Look to decisions made in Bush administration for costly examples of America’s ‘exceptionalism’
Regardless of the ultimate outcome in Syria, students of international relations will study the parallels and differences between the run-up to the Iraq War versus the analogous circumstances in Syria. Imagine the following mid-term exam question:
Compare and contrast the Bush administration’s policies toward Iraq following 9/11 to the Obama administration’s policy toward Syria in 2011-2013.
Both involved “weapons of mass destruction” and Al Qaeda. In 2002, Bush, Cheney and Rumsfeld “knew” that Iraq had sarin gas — because the U.S. provided the constituent chemicals and Rumsfeld personally visited Saddam to review its successful use against Iranians and Kurds — but U.N. inspectors concluded that all remaining stocks had been destroyed following the Gulf War.

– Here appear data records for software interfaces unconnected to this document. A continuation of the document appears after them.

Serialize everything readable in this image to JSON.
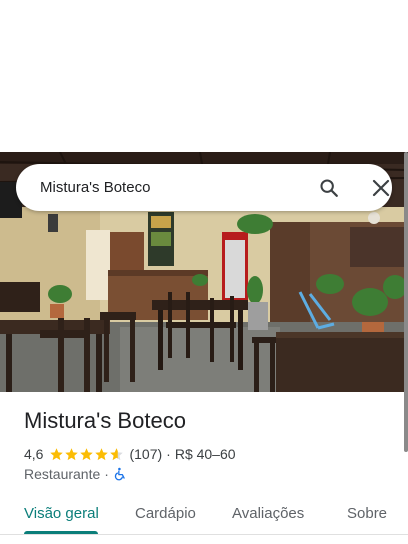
{
  "search": {
    "value": "Mistura's Boteco"
  },
  "place": {
    "title": "Mistura's Boteco",
    "rating": "4,6",
    "rating_value": 4.6,
    "review_count": "(107)",
    "separator": "·",
    "price": "R$ 40–60",
    "category": "Restaurante",
    "category_separator": "·"
  },
  "tabs": [
    {
      "label": "Visão geral",
      "active": true
    },
    {
      "label": "Cardápio",
      "active": false
    },
    {
      "label": "Avaliações",
      "active": false
    },
    {
      "label": "Sobre",
      "active": false
    }
  ],
  "colors": {
    "accent": "#0b7e7a",
    "star": "#fbbc04",
    "accessibility_icon": "#1a73e8"
  }
}
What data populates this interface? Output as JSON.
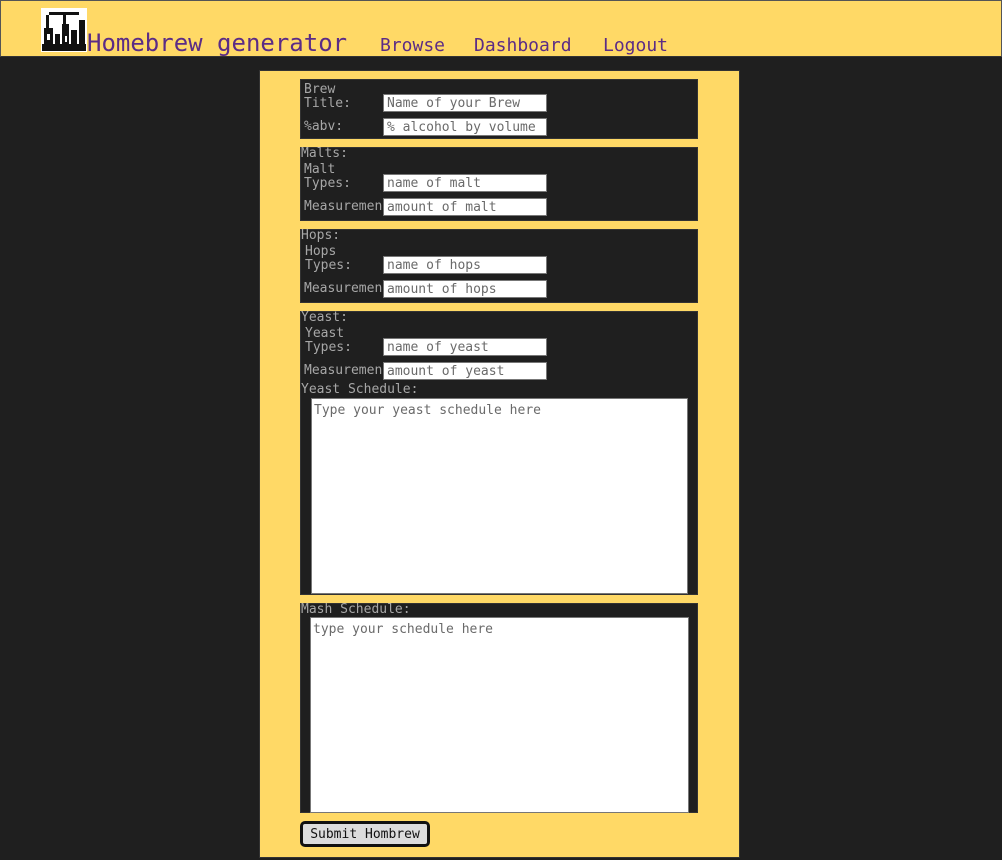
{
  "header": {
    "brand": "Homebrew generator",
    "nav": {
      "browse": "Browse",
      "dashboard": "Dashboard",
      "logout": "Logout"
    }
  },
  "form": {
    "brew": {
      "title_label": "Brew\nTitle:",
      "title_placeholder": "Name of your Brew",
      "abv_label": "%abv:",
      "abv_placeholder": "% alcohol by volume"
    },
    "malts": {
      "legend": "Malts:",
      "types_label": "Malt\nTypes:",
      "types_placeholder": "name of malt",
      "measure_label": "Measurement",
      "measure_placeholder": "amount of malt"
    },
    "hops": {
      "legend": "Hops:",
      "types_label": "Hops\nTypes:",
      "types_placeholder": "name of hops",
      "measure_label": "Measurement",
      "measure_placeholder": "amount of hops"
    },
    "yeast": {
      "legend": "Yeast:",
      "types_label": "Yeast\nTypes:",
      "types_placeholder": "name of yeast",
      "measure_label": "Measurement",
      "measure_placeholder": "amount of yeast",
      "schedule_label": "Yeast Schedule:",
      "schedule_placeholder": "Type your yeast schedule here"
    },
    "mash": {
      "legend": "Mash Schedule:",
      "schedule_placeholder": "type your schedule here"
    },
    "submit_label": "Submit Hombrew"
  }
}
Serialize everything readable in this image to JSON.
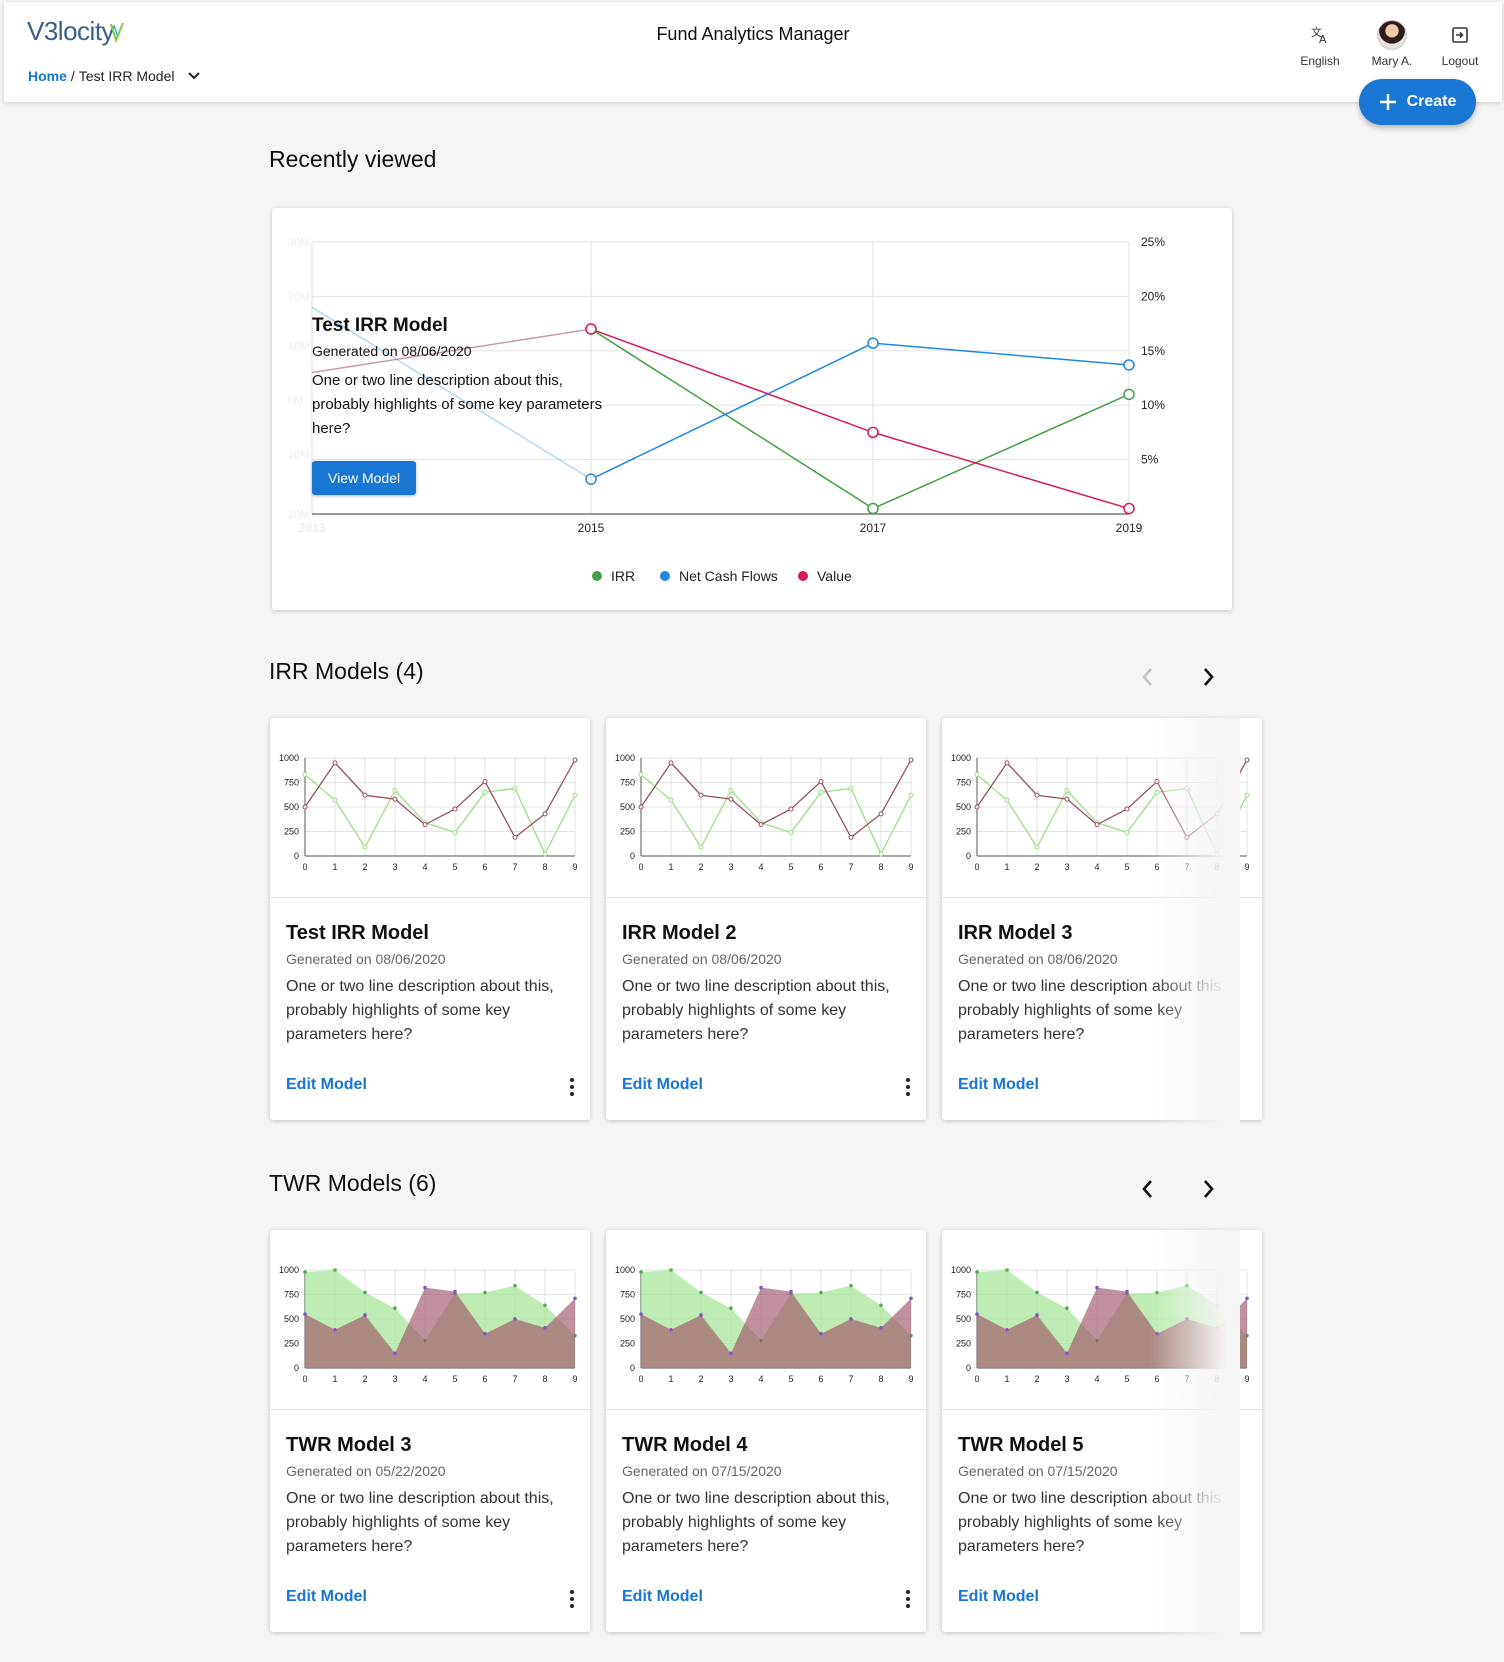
{
  "header": {
    "logo_text": "V3locity",
    "app_title": "Fund Analytics Manager",
    "breadcrumb": {
      "home": "Home",
      "separator": "/",
      "current": "Test IRR Model"
    },
    "actions": [
      {
        "label": "English",
        "icon": "translate-icon"
      },
      {
        "label": "Mary A.",
        "icon": "avatar"
      },
      {
        "label": "Logout",
        "icon": "logout-icon"
      }
    ],
    "create_label": "Create"
  },
  "recent": {
    "heading": "Recently viewed",
    "title": "Test IRR Model",
    "date": "Generated on 08/06/2020",
    "description": "One or two line description about this, probably highlights of some key parameters here?",
    "button": "View Model"
  },
  "chart_data": [
    {
      "type": "line",
      "categories": [
        "2013",
        "2015",
        "2017",
        "2019"
      ],
      "y_left_ticks": [
        "20M",
        "10M",
        "0M",
        "10M",
        "20M",
        "30M"
      ],
      "y_right_ticks": [
        "5%",
        "10%",
        "15%",
        "20%",
        "25%"
      ],
      "ylim_right": [
        0,
        25
      ],
      "series": [
        {
          "name": "IRR",
          "color": "#43a047",
          "values": [
            13,
            17,
            0.5,
            11
          ]
        },
        {
          "name": "Net Cash Flows",
          "color": "#1e88e5",
          "values": [
            19,
            3.2,
            15.7,
            13.7
          ]
        },
        {
          "name": "Value",
          "color": "#d81b60",
          "values": [
            13,
            17,
            7.5,
            0.5
          ]
        }
      ],
      "legend": "bottom"
    },
    {
      "type": "line",
      "x": [
        0,
        1,
        2,
        3,
        4,
        5,
        6,
        7,
        8,
        9
      ],
      "y_ticks": [
        "0",
        "250",
        "500",
        "750",
        "1000"
      ],
      "ylim": [
        0,
        1000
      ],
      "series": [
        {
          "color": "#9ddc8a",
          "values": [
            830,
            570,
            90,
            670,
            340,
            240,
            650,
            690,
            20,
            620
          ]
        },
        {
          "color": "#9a4f63",
          "values": [
            500,
            950,
            620,
            580,
            320,
            480,
            760,
            190,
            430,
            980
          ]
        }
      ]
    },
    {
      "type": "area",
      "x": [
        0,
        1,
        2,
        3,
        4,
        5,
        6,
        7,
        8,
        9
      ],
      "y_ticks": [
        "0",
        "250",
        "500",
        "750",
        "1000"
      ],
      "ylim": [
        0,
        1000
      ],
      "series": [
        {
          "color": "#a8e69a",
          "values": [
            980,
            1000,
            770,
            610,
            280,
            760,
            770,
            840,
            640,
            330
          ]
        },
        {
          "color": "#a2546a",
          "values": [
            550,
            390,
            540,
            150,
            820,
            780,
            350,
            500,
            410,
            710
          ]
        }
      ]
    }
  ],
  "irr": {
    "heading": "IRR Models (4)",
    "cards": [
      {
        "title": "Test IRR Model",
        "date": "Generated on 08/06/2020",
        "description": "One or two line description about this, probably highlights of some key parameters here?",
        "action": "Edit Model"
      },
      {
        "title": "IRR Model 2",
        "date": "Generated on 08/06/2020",
        "description": "One or two line description about this, probably highlights of some key parameters here?",
        "action": "Edit Model"
      },
      {
        "title": "IRR Model 3",
        "date": "Generated on 08/06/2020",
        "description": "One or two line description about this, probably highlights of some key parameters here?",
        "action": "Edit Model"
      }
    ]
  },
  "twr": {
    "heading": "TWR Models (6)",
    "cards": [
      {
        "title": "TWR Model 3",
        "date": "Generated on 05/22/2020",
        "description": "One or two line description about this, probably highlights of some key parameters here?",
        "action": "Edit Model"
      },
      {
        "title": "TWR Model 4",
        "date": "Generated on 07/15/2020",
        "description": "One or two line description about this, probably highlights of some key parameters here?",
        "action": "Edit Model"
      },
      {
        "title": "TWR Model 5",
        "date": "Generated on 07/15/2020",
        "description": "One or two line description about this, probably highlights of some key parameters here?",
        "action": "Edit Model"
      }
    ]
  }
}
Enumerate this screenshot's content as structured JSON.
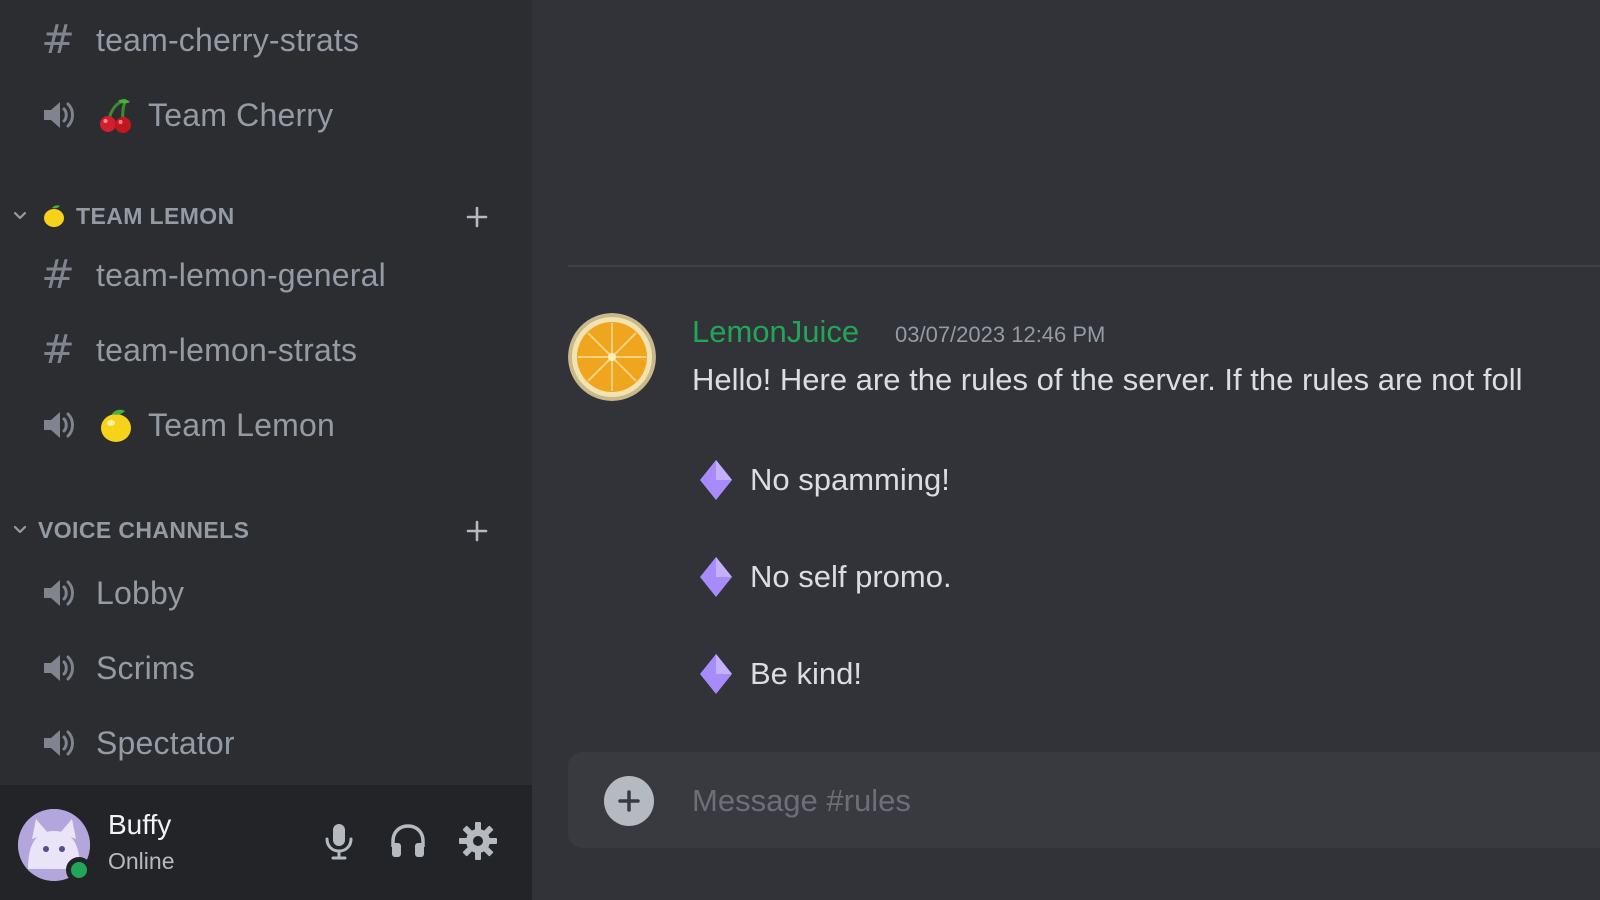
{
  "sidebar": {
    "channels_top": [
      {
        "type": "text",
        "name": "team-cherry-strats"
      },
      {
        "type": "voice",
        "emoji": "cherries",
        "name": "Team Cherry"
      }
    ],
    "categories": [
      {
        "label": "TEAM LEMON",
        "emoji": "lemon",
        "channels": [
          {
            "type": "text",
            "name": "team-lemon-general"
          },
          {
            "type": "text",
            "name": "team-lemon-strats"
          },
          {
            "type": "voice",
            "emoji": "lemon",
            "name": "Team Lemon"
          }
        ]
      },
      {
        "label": "VOICE CHANNELS",
        "channels": [
          {
            "type": "voice",
            "name": "Lobby"
          },
          {
            "type": "voice",
            "name": "Scrims"
          },
          {
            "type": "voice",
            "name": "Spectator"
          }
        ]
      }
    ]
  },
  "user": {
    "name": "Buffy",
    "status": "Online",
    "status_color": "#23a559",
    "controls": [
      "microphone-icon",
      "headphones-icon",
      "settings-gear-icon"
    ]
  },
  "message": {
    "author": "LemonJuice",
    "author_color": "#23a559",
    "timestamp": "03/07/2023 12:46 PM",
    "text": "Hello! Here are the rules of the server. If the rules are not foll",
    "rules": [
      "No spamming!",
      "No self promo.",
      "Be kind!"
    ],
    "bullet_color": "#a78bfa"
  },
  "composer": {
    "placeholder": "Message #rules"
  }
}
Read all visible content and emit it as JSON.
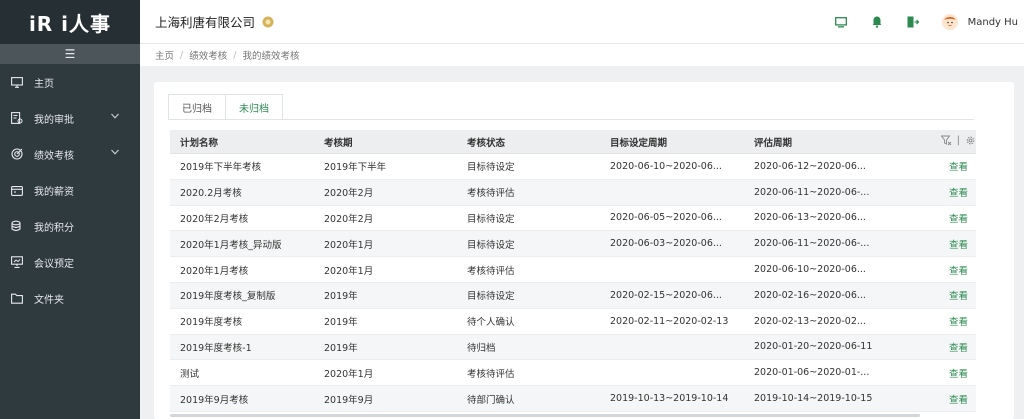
{
  "app": {
    "logo_text": "iR i人事",
    "company": "上海利唐有限公司",
    "user_name": "Mandy Hu"
  },
  "sidebar": {
    "items": [
      {
        "label": "主页",
        "icon": "monitor-icon",
        "expandable": false
      },
      {
        "label": "我的审批",
        "icon": "approval-icon",
        "expandable": true
      },
      {
        "label": "绩效考核",
        "icon": "target-icon",
        "expandable": true
      },
      {
        "label": "我的薪资",
        "icon": "wallet-icon",
        "expandable": false
      },
      {
        "label": "我的积分",
        "icon": "coins-icon",
        "expandable": false
      },
      {
        "label": "会议预定",
        "icon": "presentation-icon",
        "expandable": false
      },
      {
        "label": "文件夹",
        "icon": "folder-icon",
        "expandable": false
      }
    ]
  },
  "header": {
    "icons": [
      "screen-icon",
      "bell-icon",
      "logout-icon"
    ],
    "accent": "#2c8a50"
  },
  "breadcrumb": [
    "主页",
    "绩效考核",
    "我的绩效考核"
  ],
  "tabs": [
    {
      "label": "已归档",
      "active": false
    },
    {
      "label": "未归档",
      "active": true
    }
  ],
  "table": {
    "columns": [
      "计划名称",
      "考核期",
      "考核状态",
      "目标设定周期",
      "评估周期"
    ],
    "action_label": "查看",
    "rows": [
      [
        "2019年下半年考核",
        "2019年下半年",
        "目标待设定",
        "2020-06-10~2020-06...",
        "2020-06-12~2020-06..."
      ],
      [
        "2020.2月考核",
        "2020年2月",
        "考核待评估",
        "",
        "2020-06-11~2020-06-..."
      ],
      [
        "2020年2月考核",
        "2020年2月",
        "目标待设定",
        "2020-06-05~2020-06...",
        "2020-06-13~2020-06..."
      ],
      [
        "2020年1月考核_异动版",
        "2020年1月",
        "目标待设定",
        "2020-06-03~2020-06...",
        "2020-06-11~2020-06-..."
      ],
      [
        "2020年1月考核",
        "2020年1月",
        "考核待评估",
        "",
        "2020-06-10~2020-06..."
      ],
      [
        "2019年度考核_复制版",
        "2019年",
        "目标待设定",
        "2020-02-15~2020-06...",
        "2020-02-16~2020-06..."
      ],
      [
        "2019年度考核",
        "2019年",
        "待个人确认",
        "2020-02-11~2020-02-13",
        "2020-02-13~2020-02..."
      ],
      [
        "2019年度考核-1",
        "2019年",
        "待归档",
        "",
        "2020-01-20~2020-06-11"
      ],
      [
        "测试",
        "2020年1月",
        "考核待评估",
        "",
        "2020-01-06~2020-01-..."
      ],
      [
        "2019年9月考核",
        "2019年9月",
        "待部门确认",
        "2019-10-13~2019-10-14",
        "2019-10-14~2019-10-15"
      ]
    ]
  }
}
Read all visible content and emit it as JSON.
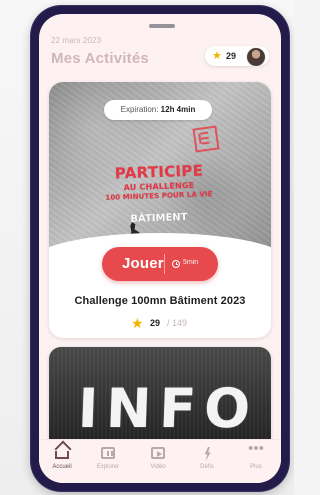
{
  "header": {
    "date": "22 mars 2023",
    "title": "Mes Activités",
    "score": "29",
    "star_icon": "star-icon",
    "avatar": "avatar"
  },
  "featured_card": {
    "expiration_label": "Expiration:",
    "expiration_value": "12h 4min",
    "poster": {
      "line1": "PARTICIPE",
      "line2": "AU CHALLENGE",
      "line3": "100 MINUTES POUR LA VIE",
      "line4": "BÂTIMENT"
    },
    "play_label": "Jouer",
    "duration": "5min",
    "title": "Challenge 100mn Bâtiment 2023",
    "rating_current": "29",
    "rating_total": "/ 149"
  },
  "secondary_card": {
    "word": "INFO"
  },
  "bottom_nav": [
    {
      "label": "Accueil",
      "icon": "home-icon",
      "active": true
    },
    {
      "label": "Explorer",
      "icon": "explore-icon",
      "active": false
    },
    {
      "label": "Vidéo",
      "icon": "video-icon",
      "active": false
    },
    {
      "label": "Défis",
      "icon": "bolt-icon",
      "active": false
    },
    {
      "label": "Plus",
      "icon": "more-icon",
      "active": false
    }
  ],
  "colors": {
    "phone_frame": "#231c4a",
    "screen_bg": "#fdf1f2",
    "accent_red": "#e64a4d",
    "gold_star": "#f1b400"
  }
}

That trio then conflated WMD to include biological (“Curveball’s” dispersal units for biological agents were mobile weather balloon trailers) and nuclear (“mushroom cloud”) weapons; aluminum tubes for artillery shells (“centrifuge components”); and imaginary “yellow cake” that evidenced a renewed nuclear program. Cheney repeatedly alluded to nonexistent but “proven” 9/11 connections between Saddam and Al Qaeda. In addition, intercepts of instructions to remove any remnants of previous chemical weapons – plus Iraq’s denials of any nuclear weapons program – “proved” that Saddam was “hiding something.”
Bush knowingly relied on discredited “intelligence” to snooker Congress, the American public and the U.N. into granting a “blank check” – ostensibly to confront Saddam with a “credible threat” — while touting fraudster Chulabi’s empty assurances that “liberating” American forces would be greeted with celebrations, and would cost only $20 billion.
Despite Rumsfeld’s recent claims that all the appropriate legal “boxes were checked” (Congressional and U.N. authorizations), we now know that the “NeoCons” had always intended to invade Iraq – regardless of what U.N. inspectors found.
Ten-plus years, 37,000 American casualties and $4-6 trillion later, President Obama’s more principled efforts are undermined by these vestiges of American “exceptionalism.”